Below are the records; copy each line in which "Dispatch" occurs.

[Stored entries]
———

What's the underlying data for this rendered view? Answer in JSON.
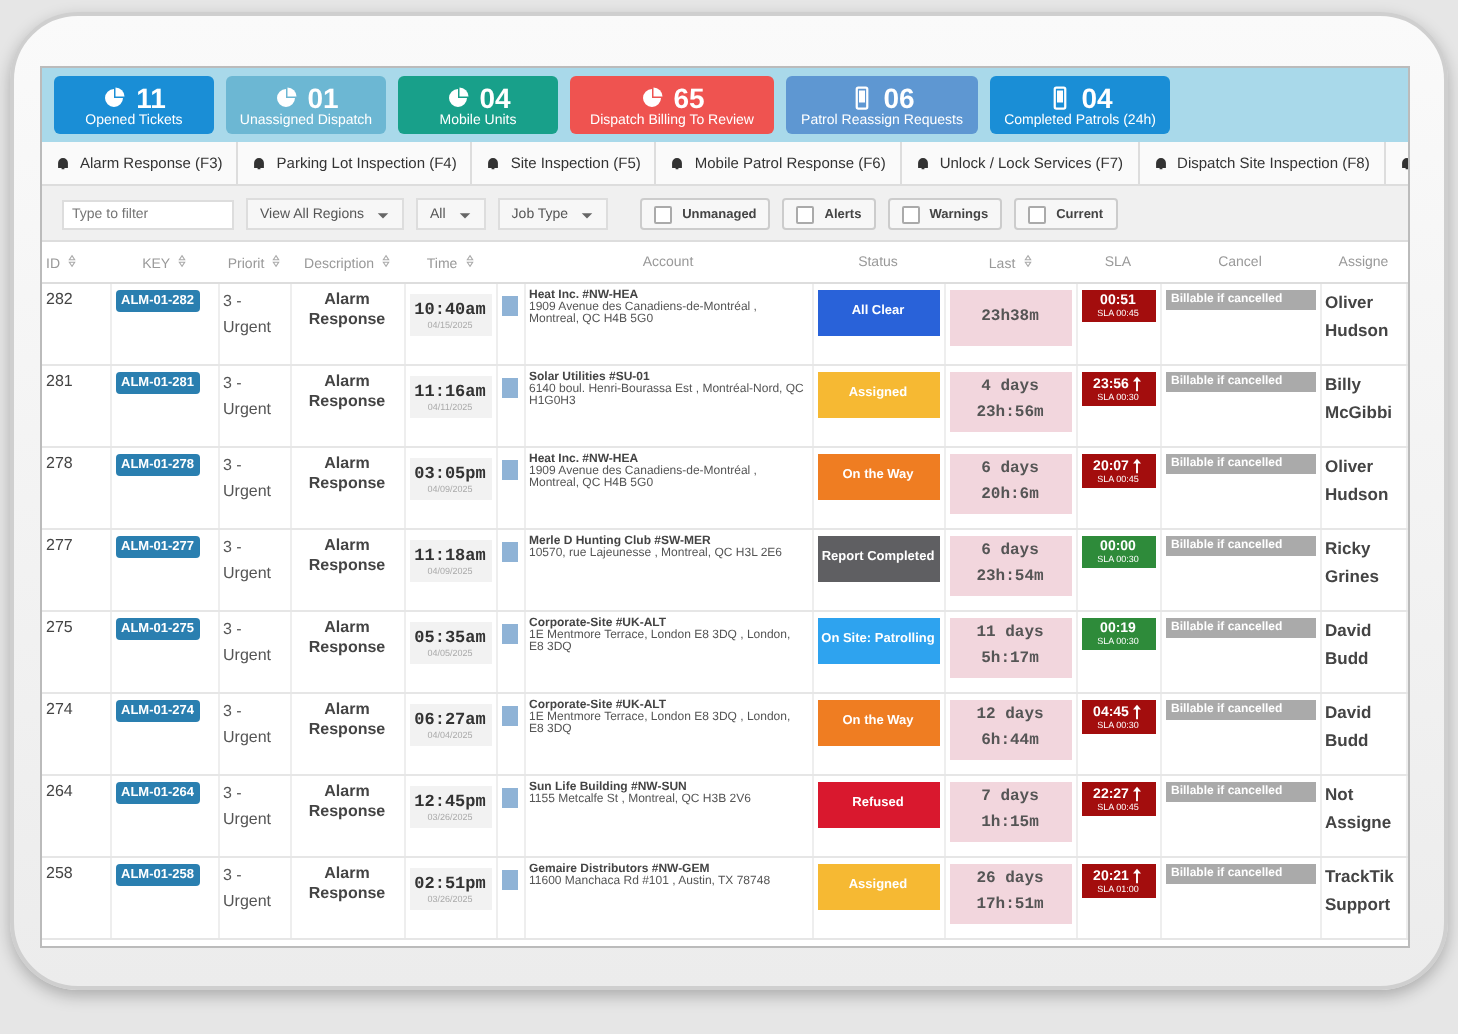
{
  "tiles": [
    {
      "count": "11",
      "label": "Opened Tickets",
      "kind": "pie",
      "color": "#1a8ed6"
    },
    {
      "count": "01",
      "label": "Unassigned Dispatch",
      "kind": "pie",
      "color": "#6cb7d3"
    },
    {
      "count": "04",
      "label": "Mobile Units",
      "kind": "pie",
      "color": "#18a08a"
    },
    {
      "count": "65",
      "label": "Dispatch Billing To Review",
      "kind": "pie",
      "color": "#ef5350"
    },
    {
      "count": "06",
      "label": "Patrol Reassign Requests",
      "kind": "phone",
      "color": "#5e97d2"
    },
    {
      "count": "04",
      "label": "Completed Patrols (24h)",
      "kind": "phone",
      "color": "#1a8ed6"
    }
  ],
  "tabs": [
    {
      "label": "Alarm Response (F3)"
    },
    {
      "label": "Parking Lot Inspection (F4)"
    },
    {
      "label": "Site Inspection (F5)"
    },
    {
      "label": "Mobile Patrol Response (F6)"
    },
    {
      "label": "Unlock / Lock Services (F7)"
    },
    {
      "label": "Dispatch Site Inspection (F8)"
    }
  ],
  "filters": {
    "search": {
      "placeholder": "Type to filter"
    },
    "selects": [
      "View All Regions",
      "All",
      "Job Type"
    ],
    "checkboxes": [
      {
        "label": "Unmanaged",
        "checked": false
      },
      {
        "label": "Alerts",
        "checked": false
      },
      {
        "label": "Warnings",
        "checked": false
      },
      {
        "label": "Current",
        "checked": false
      }
    ]
  },
  "table": {
    "columns": [
      {
        "label": "ID",
        "sortable": true
      },
      {
        "label": "KEY",
        "sortable": true
      },
      {
        "label": "Priorit",
        "sortable": true
      },
      {
        "label": "Description",
        "sortable": true
      },
      {
        "label": "Time",
        "sortable": true
      },
      {
        "sortable": false
      },
      {
        "label": "Account",
        "sortable": false
      },
      {
        "label": "Status",
        "sortable": false
      },
      {
        "label": "Last",
        "sortable": true
      },
      {
        "label": "SLA",
        "sortable": false
      },
      {
        "label": "Cancel",
        "sortable": false
      },
      {
        "label": "Assigne",
        "sortable": false
      }
    ],
    "rows": [
      {
        "id": "282",
        "key": "ALM-01-282",
        "priority": "3 - Urgent",
        "description": "Alarm Response",
        "time": "10:40am",
        "date": "04/15/2025",
        "account_name": "Heat Inc. #NW-HEA",
        "address": "1909 Avenue des Canadiens-de-Montréal , Montreal, QC H4B 5G0",
        "status": {
          "label": "All Clear",
          "color": "#2962d9"
        },
        "last": [
          "23h38m"
        ],
        "sla": {
          "elapsed": "00:51",
          "limit": "SLA 00:45",
          "color": "#a30d0d",
          "overdue": false
        },
        "cancel": "Billable if cancelled",
        "assignee": "Oliver Hudson"
      },
      {
        "id": "281",
        "key": "ALM-01-281",
        "priority": "3 - Urgent",
        "description": "Alarm Response",
        "time": "11:16am",
        "date": "04/11/2025",
        "account_name": "Solar Utilities #SU-01",
        "address": "6140 boul. Henri-Bourassa Est , Montréal-Nord, QC H1G0H3",
        "status": {
          "label": "Assigned",
          "color": "#f6b933"
        },
        "last": [
          "4 days",
          "23h:56m"
        ],
        "sla": {
          "elapsed": "23:56",
          "limit": "SLA 00:30",
          "color": "#a30d0d",
          "overdue": true
        },
        "cancel": "Billable if cancelled",
        "assignee": "Billy McGibbi"
      },
      {
        "id": "278",
        "key": "ALM-01-278",
        "priority": "3 - Urgent",
        "description": "Alarm Response",
        "time": "03:05pm",
        "date": "04/09/2025",
        "account_name": "Heat Inc. #NW-HEA",
        "address": "1909 Avenue des Canadiens-de-Montréal , Montreal, QC H4B 5G0",
        "status": {
          "label": "On the Way",
          "color": "#ef7d22"
        },
        "last": [
          "6 days",
          "20h:6m"
        ],
        "sla": {
          "elapsed": "20:07",
          "limit": "SLA 00:45",
          "color": "#a30d0d",
          "overdue": true
        },
        "cancel": "Billable if cancelled",
        "assignee": "Oliver Hudson"
      },
      {
        "id": "277",
        "key": "ALM-01-277",
        "priority": "3 - Urgent",
        "description": "Alarm Response",
        "time": "11:18am",
        "date": "04/09/2025",
        "account_name": "Merle D Hunting Club #SW-MER",
        "address": "10570, rue Lajeunesse , Montreal, QC H3L 2E6",
        "status": {
          "label": "Report Completed",
          "color": "#5f5f62"
        },
        "last": [
          "6 days",
          "23h:54m"
        ],
        "sla": {
          "elapsed": "00:00",
          "limit": "SLA 00:30",
          "color": "#2e8b3a",
          "overdue": false
        },
        "cancel": "Billable if cancelled",
        "assignee": "Ricky Grines"
      },
      {
        "id": "275",
        "key": "ALM-01-275",
        "priority": "3 - Urgent",
        "description": "Alarm Response",
        "time": "05:35am",
        "date": "04/05/2025",
        "account_name": "Corporate-Site #UK-ALT",
        "address": "1E Mentmore Terrace, London E8 3DQ , London, E8 3DQ",
        "status": {
          "label": "On Site: Patrolling",
          "color": "#2ea3ef"
        },
        "last": [
          "11 days",
          "5h:17m"
        ],
        "sla": {
          "elapsed": "00:19",
          "limit": "SLA 00:30",
          "color": "#2e8b3a",
          "overdue": false
        },
        "cancel": "Billable if cancelled",
        "assignee": "David Budd"
      },
      {
        "id": "274",
        "key": "ALM-01-274",
        "priority": "3 - Urgent",
        "description": "Alarm Response",
        "time": "06:27am",
        "date": "04/04/2025",
        "account_name": "Corporate-Site #UK-ALT",
        "address": "1E Mentmore Terrace, London E8 3DQ , London, E8 3DQ",
        "status": {
          "label": "On the Way",
          "color": "#ef7d22"
        },
        "last": [
          "12 days",
          "6h:44m"
        ],
        "sla": {
          "elapsed": "04:45",
          "limit": "SLA 00:30",
          "color": "#a30d0d",
          "overdue": true
        },
        "cancel": "Billable if cancelled",
        "assignee": "David Budd"
      },
      {
        "id": "264",
        "key": "ALM-01-264",
        "priority": "3 - Urgent",
        "description": "Alarm Response",
        "time": "12:45pm",
        "date": "03/26/2025",
        "account_name": "Sun Life Building #NW-SUN",
        "address": "1155 Metcalfe St , Montreal, QC H3B 2V6",
        "status": {
          "label": "Refused",
          "color": "#d9182e"
        },
        "last": [
          "7 days",
          "1h:15m"
        ],
        "sla": {
          "elapsed": "22:27",
          "limit": "SLA 00:45",
          "color": "#a30d0d",
          "overdue": true
        },
        "cancel": "Billable if cancelled",
        "assignee": "Not Assigne"
      },
      {
        "id": "258",
        "key": "ALM-01-258",
        "priority": "3 - Urgent",
        "description": "Alarm Response",
        "time": "02:51pm",
        "date": "03/26/2025",
        "account_name": "Gemaire Distributors #NW-GEM",
        "address": "11600 Manchaca Rd #101 , Austin, TX 78748",
        "status": {
          "label": "Assigned",
          "color": "#f6b933"
        },
        "last": [
          "26 days",
          "17h:51m"
        ],
        "sla": {
          "elapsed": "20:21",
          "limit": "SLA 01:00",
          "color": "#a30d0d",
          "overdue": true
        },
        "cancel": "Billable if cancelled",
        "assignee": "TrackTik Support"
      }
    ]
  }
}
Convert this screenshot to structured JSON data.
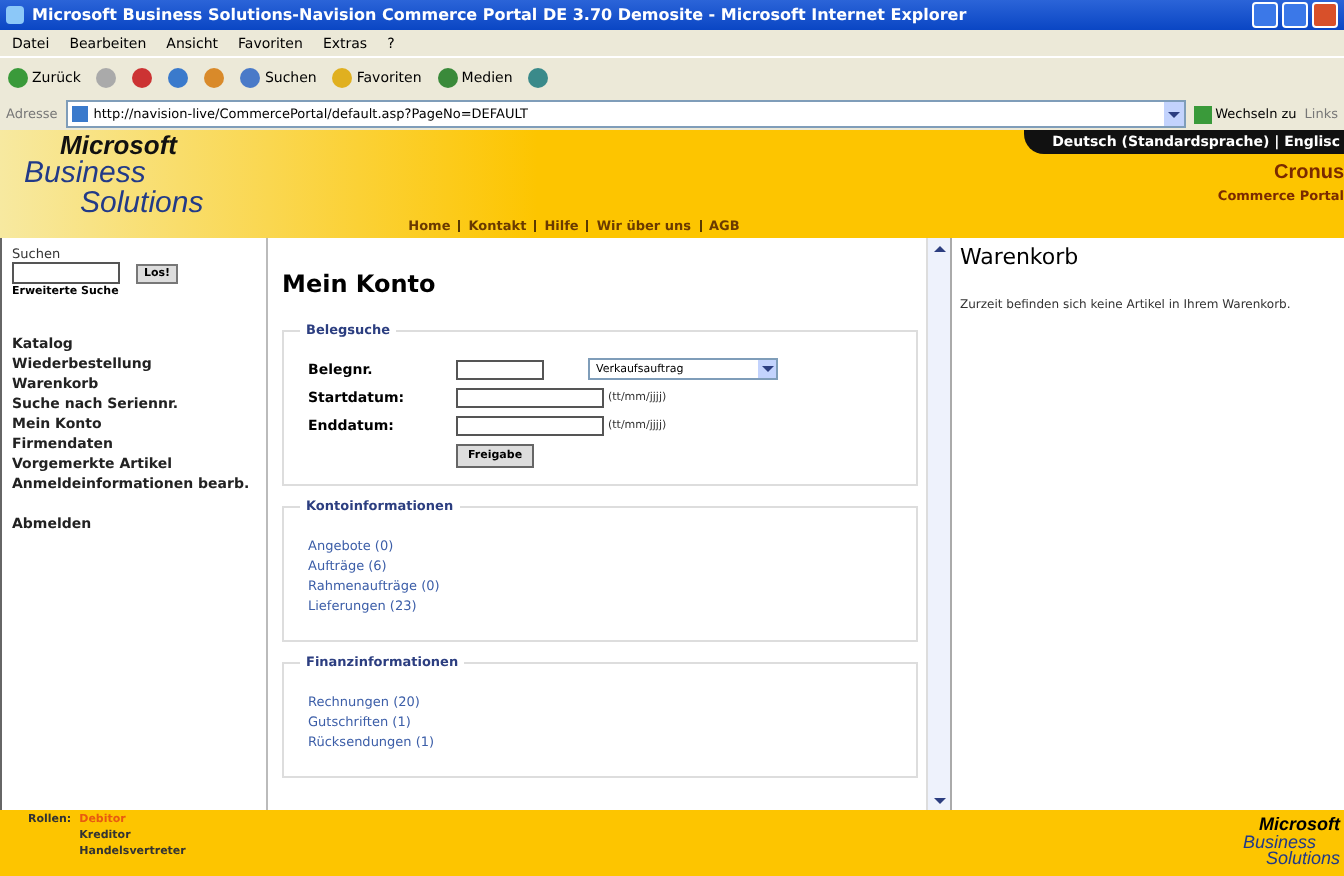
{
  "window": {
    "title": "Microsoft Business Solutions-Navision Commerce Portal DE 3.70 Demosite - Microsoft Internet Explorer"
  },
  "menu": [
    "Datei",
    "Bearbeiten",
    "Ansicht",
    "Favoriten",
    "Extras",
    "?"
  ],
  "toolbar": [
    {
      "kind": "back",
      "label": "Zurück"
    },
    {
      "kind": "forward"
    },
    {
      "kind": "stop"
    },
    {
      "kind": "refresh"
    },
    {
      "kind": "home"
    },
    {
      "kind": "search",
      "label": "Suchen"
    },
    {
      "kind": "favorites",
      "label": "Favoriten"
    },
    {
      "kind": "media",
      "label": "Medien"
    },
    {
      "kind": "history"
    }
  ],
  "address": {
    "label": "Adresse",
    "url": "http://navision-live/CommercePortal/default.asp?PageNo=DEFAULT",
    "go": "Wechseln zu",
    "links": "Links"
  },
  "header": {
    "logo": [
      "Microsoft",
      "Business",
      "Solutions"
    ],
    "languages": "Deutsch (Standardsprache) | Englisc",
    "company": "Cronus",
    "portal": "Commerce Portal",
    "nav": [
      "Home",
      "Kontakt",
      "Hilfe",
      "Wir über uns",
      "AGB"
    ]
  },
  "sidebar": {
    "search_label": "Suchen",
    "search_button": "Los!",
    "advanced": "Erweiterte Suche",
    "items": [
      {
        "label": "Katalog"
      },
      {
        "label": "Wiederbestellung"
      },
      {
        "label": "Warenkorb"
      },
      {
        "label": "Suche nach Seriennr."
      },
      {
        "label": "Mein Konto"
      },
      {
        "label": "Firmendaten"
      },
      {
        "label": "Vorgemerkte Artikel"
      },
      {
        "label": "Anmeldeinformationen bearb."
      }
    ],
    "logout": "Abmelden"
  },
  "main": {
    "title": "Mein Konto",
    "search": {
      "legend": "Belegsuche",
      "doc_label": "Belegnr.",
      "doc_type": "Verkaufsauftrag",
      "start_label": "Startdatum:",
      "end_label": "Enddatum:",
      "start_hint": "(tt/mm/jjjj)",
      "end_hint": "(tt/mm/jjjj)",
      "button": "Freigabe"
    },
    "sections": [
      {
        "legend": "Kontoinformationen",
        "links": [
          "Angebote (0)",
          "Aufträge (6)",
          "Rahmenaufträge (0)",
          "Lieferungen (23)"
        ]
      },
      {
        "legend": "Finanzinformationen",
        "links": [
          "Rechnungen (20)",
          "Gutschriften (1)",
          "Rücksendungen (1)"
        ]
      }
    ]
  },
  "cart": {
    "title": "Warenkorb",
    "text": "Zurzeit befinden sich keine Artikel in Ihrem Warenkorb."
  },
  "footer": {
    "roles_label": "Rollen:",
    "roles": [
      {
        "label": "Debitor",
        "selected": true
      },
      {
        "label": "Kreditor",
        "selected": false
      },
      {
        "label": "Handelsvertreter",
        "selected": false
      }
    ],
    "logo": [
      "Microsoft",
      "Business",
      "Solutions"
    ]
  }
}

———

* _Exercise solution_
      "label": "Unassigned Dispatch",
      "label": "Dispatch Billing To Review",
      "label": "Dispatch Site Inspection (F8)"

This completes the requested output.